This may be the last post on the “girl who cried rape” essay topic.
As an earlier post tells the story, a teenager blamed her imagined pregnancy on a randomly-chosen “rapist” to protect her boyfriend, and pursued her charge (perhaps unwillingly, especially after she realized she wasn’t pregnant) through the trial and conviction of that hapless man. After he had served eight years in prison, and she had been “born again,” she tried to undo her lie, but the judge told her a conviction that had been based solely on her testimony could not be reversed solely on her changed testimony. She turned to the press and then to the governor, and finally the governor pardoned the man. My students were to write about whether or not justice has now been done.
The student who wrote today’s Horror wanted to argue that justice had not been done, and began by challenging the pardon itself (on the grounds that the governor has no way of knowing if he’s pardoning an actual rapist). You can just feel the fire in his veins in that passive-voice sentence, can’t you? He won’t even own his own argument.
Obviously he has also confused ethics and ethnicity. I know this for sure because nothing was mentioned about race or ethnicity in the fact-sheet they were working from, and nothing in his essay suggested that he was making assumptions about that either.
So for him, it’s just a Wrong Word Choice. The words do look a lot alike: ethic and ethnic. But when they start to acquire suffixes, they part ways: ethicality, ethnicity. Was he inventing the word ethicity and “helped” by an officious Spell Check that inserted an n? Or did he confuse the words from the beginning?
He wanted to ask whether the pardon was ethical. I knew what he meant, and I just provided the correct term for him and moved on.
But, had he known it, he did have a point. There has long been a demonstrable ethnic bias in American jurisprudence and law enforcement; that this was not an element in the case he was writing about makes that fact no less factual, and no less regrettable. Ethnicity comes into play less often in pardons than in convictions, though.
The long-ago executions of Sacco and Vanzetti were linked with ethnic bias. The recent execution of Troy Davis in Georgia is another, most recent, case in point. The pardon denied these people (and others) had better not be waiting for any judges or governors up there at the Pearly Gates.
And now in Florida we have the killing of Trayvon Martin, a case where ethnicity seems to have played a role in the killing itself and in the police handling of the shooter and the victim. With the entrance of the Department of Justice into the case (after nearly a month) we have to hope that any questions of ethnicity, except where it might be motivation for crime or negligence, are set aside and justice is actually pursued.
There’s a reason the iconographical statue of Justice wears a blindfold, and it isn’t because she’s trying to ignore truth; it’s because in the rendering of justice she doesn’t care about looks, wealth, family name, or ethnicity or race; she just cares about justice. If there is “ethnicity” in some governor’s thinking, it had damned well better be questioned.

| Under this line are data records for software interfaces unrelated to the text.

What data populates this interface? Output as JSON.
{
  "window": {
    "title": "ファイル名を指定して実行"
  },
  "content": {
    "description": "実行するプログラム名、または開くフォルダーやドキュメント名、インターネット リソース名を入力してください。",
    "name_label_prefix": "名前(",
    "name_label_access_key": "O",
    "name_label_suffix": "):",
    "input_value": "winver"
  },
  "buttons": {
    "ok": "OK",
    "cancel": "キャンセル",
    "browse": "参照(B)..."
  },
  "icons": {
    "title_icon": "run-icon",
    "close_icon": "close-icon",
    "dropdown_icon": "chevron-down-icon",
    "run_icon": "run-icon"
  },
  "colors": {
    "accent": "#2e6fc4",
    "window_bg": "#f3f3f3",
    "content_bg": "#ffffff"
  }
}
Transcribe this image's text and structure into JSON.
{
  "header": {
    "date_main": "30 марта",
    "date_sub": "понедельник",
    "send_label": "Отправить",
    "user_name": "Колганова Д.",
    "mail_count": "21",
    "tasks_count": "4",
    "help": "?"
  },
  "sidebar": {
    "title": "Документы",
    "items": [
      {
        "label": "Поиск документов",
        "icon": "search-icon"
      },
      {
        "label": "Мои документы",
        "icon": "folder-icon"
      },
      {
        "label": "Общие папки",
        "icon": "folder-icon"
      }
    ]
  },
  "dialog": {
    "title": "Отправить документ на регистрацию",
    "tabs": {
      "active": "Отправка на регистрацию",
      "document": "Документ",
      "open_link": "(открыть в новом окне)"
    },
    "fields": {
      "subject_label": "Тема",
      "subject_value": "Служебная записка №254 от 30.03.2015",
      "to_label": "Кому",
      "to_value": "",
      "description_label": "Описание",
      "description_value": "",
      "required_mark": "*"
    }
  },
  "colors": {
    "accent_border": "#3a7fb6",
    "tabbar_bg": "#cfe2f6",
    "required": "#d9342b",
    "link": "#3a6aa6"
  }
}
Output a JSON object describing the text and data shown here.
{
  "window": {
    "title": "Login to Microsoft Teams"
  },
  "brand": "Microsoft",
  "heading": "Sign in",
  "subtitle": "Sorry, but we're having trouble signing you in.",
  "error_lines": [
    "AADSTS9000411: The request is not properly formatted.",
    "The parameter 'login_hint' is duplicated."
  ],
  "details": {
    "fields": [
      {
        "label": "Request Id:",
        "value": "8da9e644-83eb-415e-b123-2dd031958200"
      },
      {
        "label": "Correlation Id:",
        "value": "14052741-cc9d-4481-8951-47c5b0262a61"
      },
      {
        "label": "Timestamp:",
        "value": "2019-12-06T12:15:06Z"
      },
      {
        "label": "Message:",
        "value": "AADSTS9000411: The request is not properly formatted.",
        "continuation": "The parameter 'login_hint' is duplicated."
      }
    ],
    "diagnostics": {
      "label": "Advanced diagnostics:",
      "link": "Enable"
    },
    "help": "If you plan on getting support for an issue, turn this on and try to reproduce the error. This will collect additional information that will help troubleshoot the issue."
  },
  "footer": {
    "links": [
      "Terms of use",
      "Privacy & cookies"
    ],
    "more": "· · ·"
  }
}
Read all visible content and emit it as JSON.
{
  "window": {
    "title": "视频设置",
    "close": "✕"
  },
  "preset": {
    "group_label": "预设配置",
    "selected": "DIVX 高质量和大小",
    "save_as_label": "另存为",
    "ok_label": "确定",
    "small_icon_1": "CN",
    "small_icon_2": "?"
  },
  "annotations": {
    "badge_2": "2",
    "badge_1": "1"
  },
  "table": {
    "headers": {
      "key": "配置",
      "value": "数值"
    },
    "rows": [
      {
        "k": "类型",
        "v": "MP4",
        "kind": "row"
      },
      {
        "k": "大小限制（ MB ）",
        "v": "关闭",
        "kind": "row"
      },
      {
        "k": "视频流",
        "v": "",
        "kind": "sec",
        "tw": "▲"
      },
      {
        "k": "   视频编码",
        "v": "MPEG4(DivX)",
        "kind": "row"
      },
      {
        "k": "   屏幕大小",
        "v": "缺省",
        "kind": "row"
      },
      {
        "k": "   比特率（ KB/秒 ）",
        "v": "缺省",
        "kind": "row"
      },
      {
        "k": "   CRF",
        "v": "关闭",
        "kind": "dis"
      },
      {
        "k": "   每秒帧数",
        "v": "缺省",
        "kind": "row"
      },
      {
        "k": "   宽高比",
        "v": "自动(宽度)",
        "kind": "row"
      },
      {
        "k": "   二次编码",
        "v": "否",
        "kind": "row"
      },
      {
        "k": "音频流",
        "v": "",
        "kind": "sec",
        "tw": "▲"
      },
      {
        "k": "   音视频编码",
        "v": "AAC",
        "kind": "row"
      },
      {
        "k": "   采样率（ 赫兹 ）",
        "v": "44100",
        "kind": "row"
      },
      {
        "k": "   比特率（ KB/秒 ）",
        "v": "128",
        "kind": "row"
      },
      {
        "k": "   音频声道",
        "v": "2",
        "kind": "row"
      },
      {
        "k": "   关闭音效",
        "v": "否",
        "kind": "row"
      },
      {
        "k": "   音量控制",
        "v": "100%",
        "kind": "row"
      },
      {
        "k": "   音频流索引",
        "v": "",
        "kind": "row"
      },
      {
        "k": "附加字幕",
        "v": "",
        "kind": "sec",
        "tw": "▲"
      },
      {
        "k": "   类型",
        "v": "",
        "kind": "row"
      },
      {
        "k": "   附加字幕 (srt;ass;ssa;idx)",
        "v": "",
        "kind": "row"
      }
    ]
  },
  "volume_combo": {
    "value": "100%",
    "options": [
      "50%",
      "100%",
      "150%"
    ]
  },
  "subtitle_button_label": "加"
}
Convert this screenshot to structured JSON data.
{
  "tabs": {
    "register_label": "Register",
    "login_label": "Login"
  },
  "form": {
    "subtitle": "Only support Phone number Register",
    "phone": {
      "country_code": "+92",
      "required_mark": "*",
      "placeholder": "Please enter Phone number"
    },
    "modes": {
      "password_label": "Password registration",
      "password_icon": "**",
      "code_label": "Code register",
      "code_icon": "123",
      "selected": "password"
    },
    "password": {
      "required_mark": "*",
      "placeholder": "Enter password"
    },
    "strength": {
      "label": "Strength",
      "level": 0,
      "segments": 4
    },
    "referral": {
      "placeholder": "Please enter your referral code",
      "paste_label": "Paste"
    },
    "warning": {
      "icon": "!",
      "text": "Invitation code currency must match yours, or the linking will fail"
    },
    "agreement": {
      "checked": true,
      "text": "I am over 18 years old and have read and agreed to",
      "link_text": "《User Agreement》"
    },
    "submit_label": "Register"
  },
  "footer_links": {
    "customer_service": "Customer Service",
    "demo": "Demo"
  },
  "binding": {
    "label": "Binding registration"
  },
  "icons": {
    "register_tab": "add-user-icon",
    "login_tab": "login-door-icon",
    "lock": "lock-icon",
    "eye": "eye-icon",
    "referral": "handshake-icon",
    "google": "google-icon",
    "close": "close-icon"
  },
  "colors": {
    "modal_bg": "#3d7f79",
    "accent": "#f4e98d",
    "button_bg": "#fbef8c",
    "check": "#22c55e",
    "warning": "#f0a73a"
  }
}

I write this in memory of all those whose racial or ethnic “identity” came between them and justice at one or many points in the process (act, arrest, trial, or execution), and especially:
In memoriam Sacco and Vanzetti.
In memoriam Troy Davis.
In memoriam Emmet Till.
In memoriam Trayvon Martin—may his killer be brought to justice.